A settlement proposed by New Mexico’s Environment Department on Wednesday calls for retiring two units at the 1,800-MW San Juan Generating Station located 15 miles west of Farmington, N.M., by December 2017 and installing selective noncatalytic reduction, a less-costly air emissions control technology than one proposed by the U.S. Environmental Protection Agency (EPA), on the other two units, 3 and 4. Plant owner PNM Resources said in statement that it was hopeful the state’s proposal would resolve a long-standing dispute with the EPA to address regional haze.
At issue is an August 2011 EPA mandate that would require the San Juan plant to install selective catalytic reduction equipment to address regional haze by September 2016. PNM has argued—with the backing of the New Mexico Environment Department and New Mexico Gov. Susana Martinez (R)—that the federal agency’s mandate would cost New Mexico’s electric ratepayers about $750 million or more. The EPA’s estimate was $345 million. The parties contend that a technology proposed by the New Mexico Environment Department, selective noncatalytic reduction, could meet the same federal visibility rules for just $77 million—or about one-tenth of the cost.
The matter is being considered by the U.S. Court of Appeals for the 10th Circuit in Denver, but the court ruled earlier this year that the Albuquerque, N.M.–based utility could not delay enforcement of the EPA’s mandate while the issue was under consideration. The EPA in July granted PNM a 90-day stay in the effectiveness of the federal plan that would force the company to install pollution controls. New Mexico’s governor and Environment Department have also appealed the EPA’s decision to adopt a federal implementation plan in federal court, though the court has not yet ruled on the matter.
On Oct. 3, PNM acknowledged that the state’s proposed settlement agreement would first need the EPA’s approval before being adopted by the state’s Environmental Improvement Board and Public Regulation Commission.
"The state proposal announced today appears to be an important step toward meeting our objectives of addressing the environmental needs of the regional haze program while lessening the cost impact to consumers and minimizing economic impact to the Four Corners region," said PNM Chairman, President and CEO Pat Collawn. "We are hopeful today’s announcement will be the basis for a settlement agreement that will include a new state plan that will be approved by the EPA."

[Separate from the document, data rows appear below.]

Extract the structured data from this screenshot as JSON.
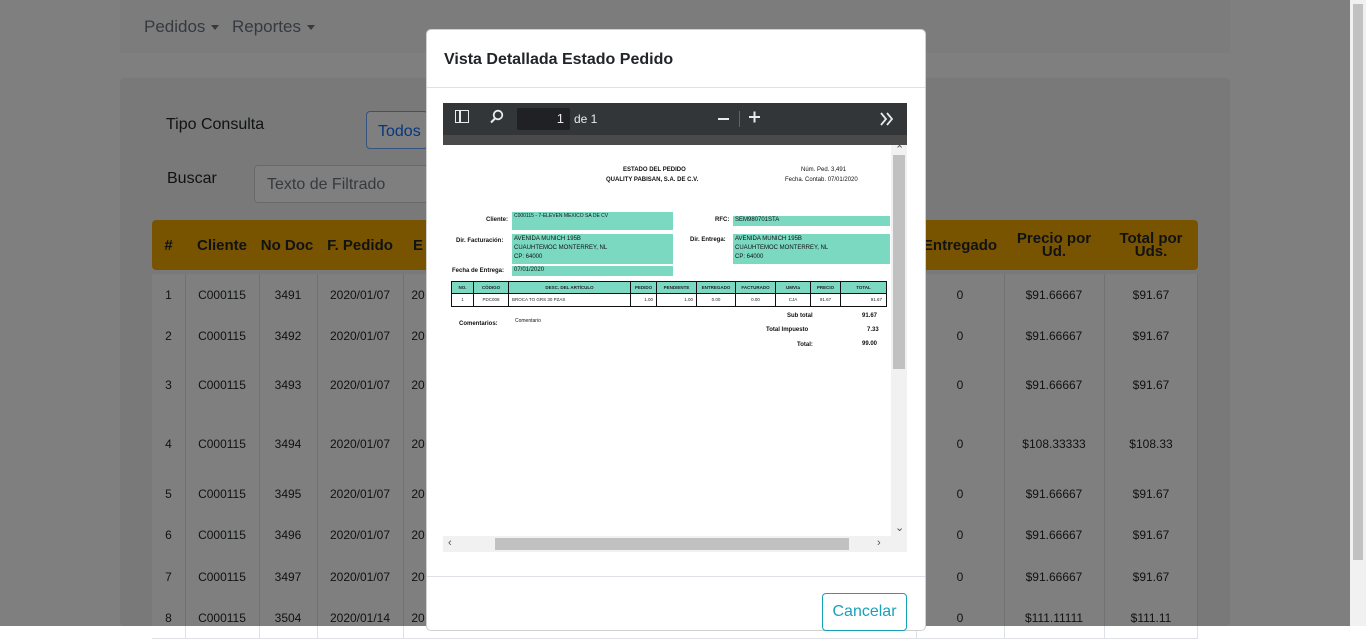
{
  "nav": {
    "item1": "Pedidos",
    "item2": "Reportes"
  },
  "filter": {
    "tipo_label": "Tipo Consulta",
    "todos": "Todos",
    "buscar_label": "Buscar",
    "search_placeholder": "Texto de Filtrado"
  },
  "table": {
    "headers": [
      "#",
      "Cliente",
      "No Doc",
      "F. Pedido",
      "E",
      "Entregado",
      "Precio por Ud.",
      "Total por Uds."
    ],
    "rows": [
      [
        "1",
        "C000115",
        "3491",
        "2020/01/07",
        "20",
        "0",
        "$91.66667",
        "$91.67"
      ],
      [
        "2",
        "C000115",
        "3492",
        "2020/01/07",
        "20",
        "0",
        "$91.66667",
        "$91.67"
      ],
      [
        "3",
        "C000115",
        "3493",
        "2020/01/07",
        "20",
        "0",
        "$91.66667",
        "$91.67"
      ],
      [
        "4",
        "C000115",
        "3494",
        "2020/01/07",
        "20",
        "0",
        "$108.33333",
        "$108.33"
      ],
      [
        "5",
        "C000115",
        "3495",
        "2020/01/07",
        "20",
        "0",
        "$91.66667",
        "$91.67"
      ],
      [
        "6",
        "C000115",
        "3496",
        "2020/01/07",
        "20",
        "0",
        "$91.66667",
        "$91.67"
      ],
      [
        "7",
        "C000115",
        "3497",
        "2020/01/07",
        "20",
        "0",
        "$91.66667",
        "$91.67"
      ],
      [
        "8",
        "C000115",
        "3504",
        "2020/01/14",
        "20",
        "0",
        "$111.11111",
        "$111.11"
      ]
    ]
  },
  "modal": {
    "title": "Vista Detallada Estado Pedido",
    "cancel": "Cancelar",
    "viewer": {
      "page": "1",
      "page_of": "de 1"
    },
    "doc": {
      "title1": "ESTADO DEL PEDIDO",
      "title2": "QUALITY PABISAN, S.A. DE C.V.",
      "num_ped": "Núm. Ped. 3,491",
      "fecha_contab": "Fecha. Contab. 07/01/2020",
      "cliente_lbl": "Cliente:",
      "cliente": "C000115 - 7-ELEVEN MEXICO SA DE CV",
      "rfc_lbl": "RFC:",
      "rfc": "SEM980701STA",
      "dir_fact_lbl": "Dir. Facturación:",
      "dir_fact_1": "AVENIDA MUNICH  195B",
      "dir_fact_2": "CUAUHTEMOC MONTERREY, NL",
      "dir_fact_3": "CP: 64000",
      "dir_ent_lbl": "Dir. Entrega:",
      "dir_ent_1": "AVENIDA MUNICH  195B",
      "dir_ent_2": "CUAUHTEMOC MONTERREY, NL",
      "dir_ent_3": "CP: 64000",
      "fecha_ent_lbl": "Fecha de Entrega:",
      "fecha_ent": "07/01/2020",
      "cols": [
        "NO.",
        "CÓDIGO",
        "DESC. DEL ARTÍCULO",
        "PEDIDO",
        "PENDIENTE",
        "ENTREGADO",
        "FACTURADO",
        "UMVta",
        "PRECIO",
        "TOTAL"
      ],
      "line": [
        "1",
        "PDC008",
        "BROCA TO GRS 30 PZAS",
        "1.00",
        "1.00",
        "0.00",
        "0.00",
        "CJA",
        "91.67",
        "91.67"
      ],
      "comentarios_lbl": "Comentarios:",
      "comentario": "Comentario",
      "subtotal_lbl": "Sub total",
      "subtotal": "91.67",
      "impuesto_lbl": "Total Impuesto",
      "impuesto": "7.33",
      "total_lbl": "Total:",
      "total": "99.00"
    }
  },
  "colors": {
    "header": "#f0a800",
    "teal": "#7bd9c2",
    "cancel": "#17a2b8"
  }
}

PNM said that if the proposed agreement moved forward, it would replace power generated by the two retired units with natural gas and other non-coal generation located in the Four Corners region.
Sources: POWERnews, PNM, NMED, EPA
—Sonal Patel, Senior Writer (@POWERmagazine)